This brief and illuminating account of the ideas of world order prevalent in the Elizabethan age and later is an indispensable companion for readers of the great writers of the sixteenth and seventeenth centuries—Shakespeare and the Elizabethan dramatists, Donne and Milton, among many others. The basic medieval idea of an ordered Chain of Being is studied by Professor Tillyard in the process of its various transformations by the dynamic spirit of the Renaissance. Among his topics are: Angels; the Stars and Fortunes; the Analogy between Macrocosm and Microcosm; the Four Elements; the Four Humours; Sympathies; Correspondences; and the Cosmic Dance—ideas and symbols which inspirited the minds and imaginations not only of the Elizabethans but of all men of the Renaissance.
About Eustace M. Tillyard
Eustace Mandeville Wetenhall Tillyard was born in 1889. From 1945 to 1959 he had been Master of Jesus College, Cambridge; 1953-196 President of the International Association of University Professors of English.
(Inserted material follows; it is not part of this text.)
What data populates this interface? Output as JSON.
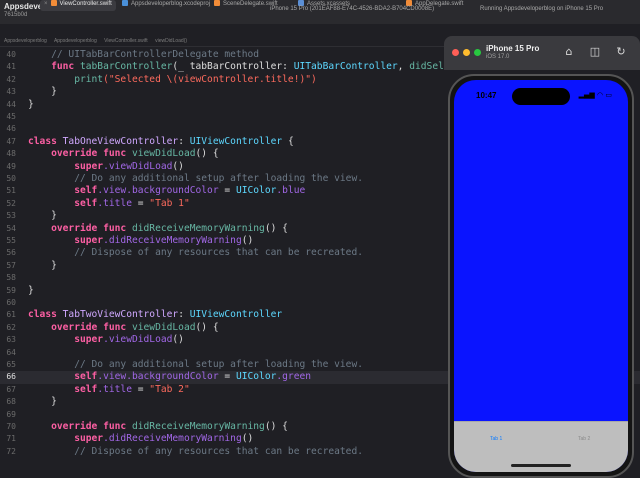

Among his better known works are : Milton, Poetry Direct… More about Eustace M. Tillyard